Siberia, a land of rain, snow and ice where the annual average temperature is a glorious −5C. Even at this time of year the Siberian mercury rarely climbs above 20, thanks to the mainly continental subarctic climate of this vast, barren region of Russia.
Extending eastward from the Ural Mountains to the watershed between the Pacific and Arctic drainage basins, and southwards from the Arctic Ocean to the hills of north-central Kazakhstan and the national borders of Mongolia and China, Siberia is roughly 13 million square kilometres. Just 33 million people inhabit the region, making it one of the least populated places on the planet.
Cold and still, even the name is said to originate from the Siberian Tatar word for ‘sleeping land’. For millennia, it was home only to nomadic groups but by the 1930s, Siberia was full on labour camp territory: over half a million prisoners in Gulag camps died from food shortages caused by World War II.
Today, that’s less of an issue although, outside the main cities (Novosibirsk, Irkutsk, Vladivostok, Omsk and Tomsk), residents still tend to rely on hunting, shooting, and fishing for much of their fare. Venison is pretty popular, and enjoyed boiled, fried, stewed or dried, often served up as strips fried in cowberry sauce and sprinkled with ground black pepper and juniper berries.
Fish dishes are a favourite almost everywhere, thanks to the region’s surfeit of lakes and rivers. Stroganina consists of slices of finely chopped frozen fish seasoned with salt, spices, onion and vinegar and enjoyed raw; zagutai is made of finely cut fish fillet layered with onion and pepper, brined, canned, and covered in vegetable oil; and raskolotka usually consists of whitefish which has been frozen and beaten with a hammer, before it’s skinned an eaten.

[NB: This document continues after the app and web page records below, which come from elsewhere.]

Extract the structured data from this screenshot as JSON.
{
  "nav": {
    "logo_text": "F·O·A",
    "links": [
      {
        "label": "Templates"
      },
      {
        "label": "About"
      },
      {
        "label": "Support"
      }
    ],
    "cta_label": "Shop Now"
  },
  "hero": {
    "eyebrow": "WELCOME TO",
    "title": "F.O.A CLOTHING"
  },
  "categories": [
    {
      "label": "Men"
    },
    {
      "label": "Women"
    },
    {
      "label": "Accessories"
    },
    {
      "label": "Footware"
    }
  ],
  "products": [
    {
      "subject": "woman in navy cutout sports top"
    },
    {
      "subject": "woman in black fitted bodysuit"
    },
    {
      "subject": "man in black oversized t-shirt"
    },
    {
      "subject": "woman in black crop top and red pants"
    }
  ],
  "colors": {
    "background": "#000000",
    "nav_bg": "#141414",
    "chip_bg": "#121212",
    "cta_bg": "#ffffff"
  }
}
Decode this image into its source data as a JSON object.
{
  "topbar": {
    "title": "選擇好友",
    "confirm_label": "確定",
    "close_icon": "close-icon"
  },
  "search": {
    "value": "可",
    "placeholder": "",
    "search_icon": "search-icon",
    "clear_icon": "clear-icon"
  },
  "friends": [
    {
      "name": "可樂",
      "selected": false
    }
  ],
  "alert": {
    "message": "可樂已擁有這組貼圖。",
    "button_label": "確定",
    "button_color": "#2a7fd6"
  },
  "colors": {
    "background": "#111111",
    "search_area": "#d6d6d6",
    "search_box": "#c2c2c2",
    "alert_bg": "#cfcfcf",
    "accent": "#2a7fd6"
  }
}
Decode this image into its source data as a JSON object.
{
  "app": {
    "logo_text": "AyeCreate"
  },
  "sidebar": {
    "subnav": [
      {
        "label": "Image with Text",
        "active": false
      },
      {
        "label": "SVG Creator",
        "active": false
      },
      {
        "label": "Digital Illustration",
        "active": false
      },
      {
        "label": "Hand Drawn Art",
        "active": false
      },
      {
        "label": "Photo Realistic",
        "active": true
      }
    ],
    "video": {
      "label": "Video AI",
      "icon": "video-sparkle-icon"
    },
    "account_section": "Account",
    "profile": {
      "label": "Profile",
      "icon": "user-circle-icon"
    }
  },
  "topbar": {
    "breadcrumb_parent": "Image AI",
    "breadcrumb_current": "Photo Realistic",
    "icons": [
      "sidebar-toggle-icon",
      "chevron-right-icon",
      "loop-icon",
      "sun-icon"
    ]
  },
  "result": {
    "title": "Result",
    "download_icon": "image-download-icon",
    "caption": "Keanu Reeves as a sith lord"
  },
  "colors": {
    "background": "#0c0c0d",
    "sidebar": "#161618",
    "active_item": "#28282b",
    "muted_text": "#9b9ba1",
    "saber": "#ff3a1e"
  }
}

But perhaps the most exotic Siberian dish of all is bear paw stew. Real bear paws! Cut into chunks, and then marinated, fried, stewed and served piping hot – usually with any veggies or berries to hand, and excess amounts of vodka to make the whole thing more palatable.